EXERCISE REQUIREMENTS: Please reproduce the listing below exactly, leaving out every picture.

RECORD EXTRACTS:
*** Block opens ***
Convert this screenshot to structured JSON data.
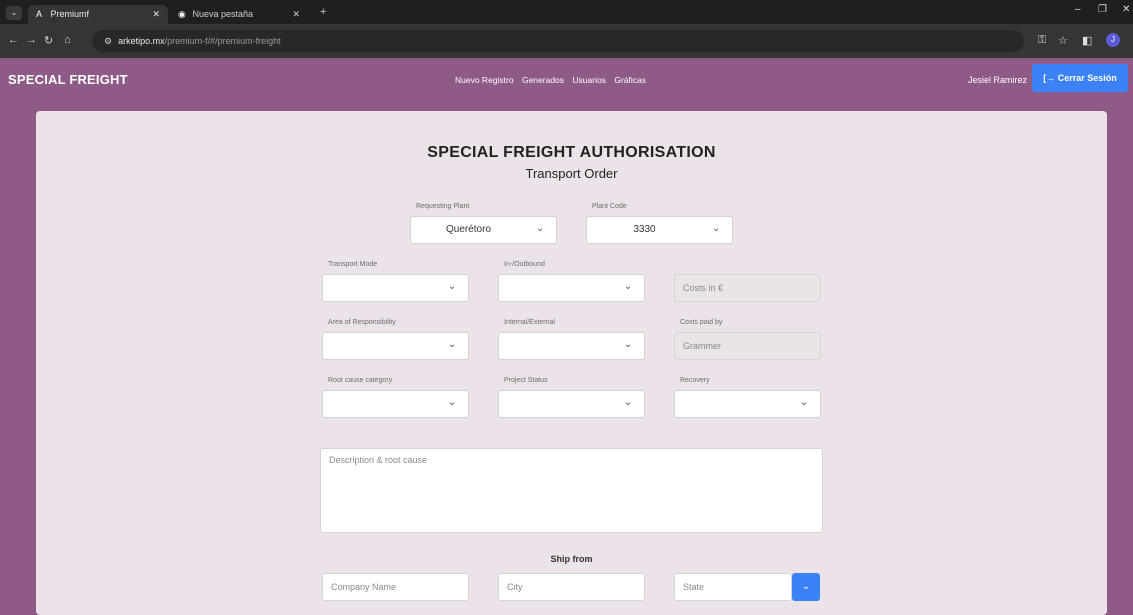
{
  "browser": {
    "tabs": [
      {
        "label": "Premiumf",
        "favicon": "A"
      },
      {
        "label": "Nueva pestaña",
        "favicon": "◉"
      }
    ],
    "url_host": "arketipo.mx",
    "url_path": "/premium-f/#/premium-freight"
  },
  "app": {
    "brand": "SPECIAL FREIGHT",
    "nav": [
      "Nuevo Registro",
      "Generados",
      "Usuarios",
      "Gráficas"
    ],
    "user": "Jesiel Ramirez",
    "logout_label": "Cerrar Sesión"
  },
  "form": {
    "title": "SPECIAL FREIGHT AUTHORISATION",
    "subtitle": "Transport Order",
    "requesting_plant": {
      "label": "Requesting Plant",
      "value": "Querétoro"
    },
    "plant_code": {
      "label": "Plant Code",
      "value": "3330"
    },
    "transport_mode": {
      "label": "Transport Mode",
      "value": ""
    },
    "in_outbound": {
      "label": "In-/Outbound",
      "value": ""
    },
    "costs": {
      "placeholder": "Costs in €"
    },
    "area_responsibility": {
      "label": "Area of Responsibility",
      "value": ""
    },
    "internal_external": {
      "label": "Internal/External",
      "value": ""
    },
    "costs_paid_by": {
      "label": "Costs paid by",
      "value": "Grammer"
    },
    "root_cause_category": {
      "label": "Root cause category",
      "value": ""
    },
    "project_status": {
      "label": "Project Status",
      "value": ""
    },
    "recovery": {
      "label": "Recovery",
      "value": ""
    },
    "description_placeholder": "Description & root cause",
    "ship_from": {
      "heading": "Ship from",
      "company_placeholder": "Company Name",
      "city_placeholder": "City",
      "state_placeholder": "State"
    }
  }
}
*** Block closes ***
RESPONSE BOX:
Convert this screenshot to structured JSON data.
{
  "browser": {
    "tabs": [
      {
        "label": "Premiumf",
        "favicon": "A"
      },
      {
        "label": "Nueva pestaña",
        "favicon": "◉"
      }
    ],
    "url_host": "arketipo.mx",
    "url_path": "/premium-f/#/premium-freight"
  },
  "app": {
    "brand": "SPECIAL FREIGHT",
    "nav": [
      "Nuevo Registro",
      "Generados",
      "Usuarios",
      "Gráficas"
    ],
    "user": "Jesiel Ramirez",
    "logout_label": "Cerrar Sesión"
  },
  "form": {
    "title": "SPECIAL FREIGHT AUTHORISATION",
    "subtitle": "Transport Order",
    "requesting_plant": {
      "label": "Requesting Plant",
      "value": "Querétoro"
    },
    "plant_code": {
      "label": "Plant Code",
      "value": "3330"
    },
    "transport_mode": {
      "label": "Transport Mode",
      "value": ""
    },
    "in_outbound": {
      "label": "In-/Outbound",
      "value": ""
    },
    "costs": {
      "placeholder": "Costs in €"
    },
    "area_responsibility": {
      "label": "Area of Responsibility",
      "value": ""
    },
    "internal_external": {
      "label": "Internal/External",
      "value": ""
    },
    "costs_paid_by": {
      "label": "Costs paid by",
      "value": "Grammer"
    },
    "root_cause_category": {
      "label": "Root cause category",
      "value": ""
    },
    "project_status": {
      "label": "Project Status",
      "value": ""
    },
    "recovery": {
      "label": "Recovery",
      "value": ""
    },
    "description_placeholder": "Description & root cause",
    "ship_from": {
      "heading": "Ship from",
      "company_placeholder": "Company Name",
      "city_placeholder": "City",
      "state_placeholder": "State"
    }
  }
}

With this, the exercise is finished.